Pocket Pediatrics: The Massachusetts General Hospital for Children Handbook of Pediatrics (Pocket Notebook Series), 2 Ed.



Worldwide incidence 9 million cases and 1.4 million TB-related deaths annually

• In US, btw 1985–1994 ↑ TB incidence in children by 33%

• Main risk factors: +TB contacts, +immigration from high prevalence country, +HIV, other immunodeficiencies, malnutrition, low SES


Mycobacterium tuberculosis bacillus is usually inhaled in droplets

• Early infxn → localized alveolitis, regional LAD, and either spont resolution (latent TB), or spread via hematolymphatics → disseminated TB (military or meningitis)

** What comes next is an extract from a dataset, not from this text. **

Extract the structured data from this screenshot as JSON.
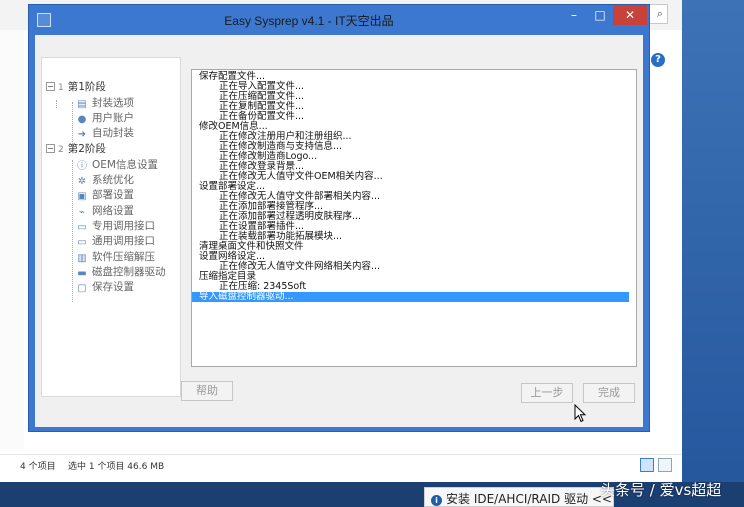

• Risk of progression: Infants and young children (<4 yo), immunocompromise (HIV, immunosuppressive drugs, Hodgkin disease, lymphoma, diabetes mellitus, chronic renal failure, and malnutrition)

• Reactivation TB is much less common in children than in adults

Screening (Arch Dis Child Educ Pract Ed 2007;92:27, AAP Red Book 2012)

• Technique: PPD, 0.1 mL, intradermal wheal on forearm, Eval btw 48–72 hr, determine diameter of induration, not erythema

• TST relatively nonspecific & insensitive in invasive Tb

• Serum IGRA measure ex vivo interferon-gamma production from T cells in resp to stim specific for M. tuberculosis complex

• Similar sensitivity to Mantoux skin test, higher specificity

• Recs for use: Immune-competent children ≥ 5 yo; to confirm active case or LTBI and likely will yield fewer false-positive test results (i.e., BCG-vaccinated children)

• Generally, interpretation of TST results in BCG recipients is the same as for people who have not received BCG vaccine

• Who should be screened: Known TB contact, immigration from high prevalence country, HIV (yearly), incarceration, radiographic findings suggestive of TB

Clinical Manifestations (Arch Dis Child 2000;83:342)

• Cough, constitutional sx (fever, night sweats, weight loss), FTT, lymphadenopathy

• Extrapulmonary dz more common in kids, esp <5 yo; up to 

• Scrofula → TB adenitis, bony involv →TB osteomyelitis (in spine = Pott dz), pericarditis, meningitis, hepatitis, adrenal dz, cutaneous dz

• HIV coinfection is major risk factor for active TB and predicts more severe course

Diagnostic Studies

• More difficult to dx than in adults because children often have paucibacillary disease

• Induced sputum in younger children, and AM gastric aspirates in children <5 yo

• Acid fast bacillus (AFB) smear: Rapid diagnosis, but not sensitive

• Culture: Takes weeks, allows for drug sensitivity testing (DST)

• PCR: More sensitive than smear

• CXR: Look for consolidation, pleural effusion, LAD, cavitary lesions, “millet seed” opacities in disseminated or “miliary” TB

• If your suspicion is high, then no diagnostic test will definitively rule out TB

Preventive Therapy for Latent TB (Red Book 2009, CDC.gov Treatment options for latent TB 12/2011)

• R/o active dz w/ CXR in all pts w/ +PPD, and further w/u in pts who have any sx

• If CXR neg, and no sx, preventive Rx w/ INH (isoniazid) can ↓ chances of reactivation

• INH + Vit B6 (pyridoxine) ×6–9 mo (should monitor carefully for hepatitis); >12 yr and not on HAART: INH and Rifapentine × 3 mo; INH-resistance: Rifampin QD × 6 mo

Treatment of Active TB

• AFB+, culture+, or high level of suspicion

• Isolate pt (test family and close contacts/prophylaxes as needed)

• 1st-line regimen is 4 drug Rx (usually HREZ – see later) ×2 mo, then HR ×4 mo

• Do not give fewer than 3 drugs to prevent resistance

• If TB meningitis: HRZ (+/− ethionamide 20 mg/kg/d) × 2 mo and prednisone 1–2 mg/kg/d taper over 3 wk, then HR ×9–10 mo

• In developing countries, WHO recommends directly observed therapy (DOT) to increase compliance/cure and decrease resistance

• Multidrug-resistant (MDR) TB: Worldwide prevalence in 2007 ∼5%, definition → resistant to at least HR → refer to ID for Rx; also XDR-TB (extremely resistant)

aMight utilize higher doses in invasive disease and meningitis. In some cases, serum drug level testing might be appropriate.

Adapted from WHO “Hospital Care for Children” 2005: 352.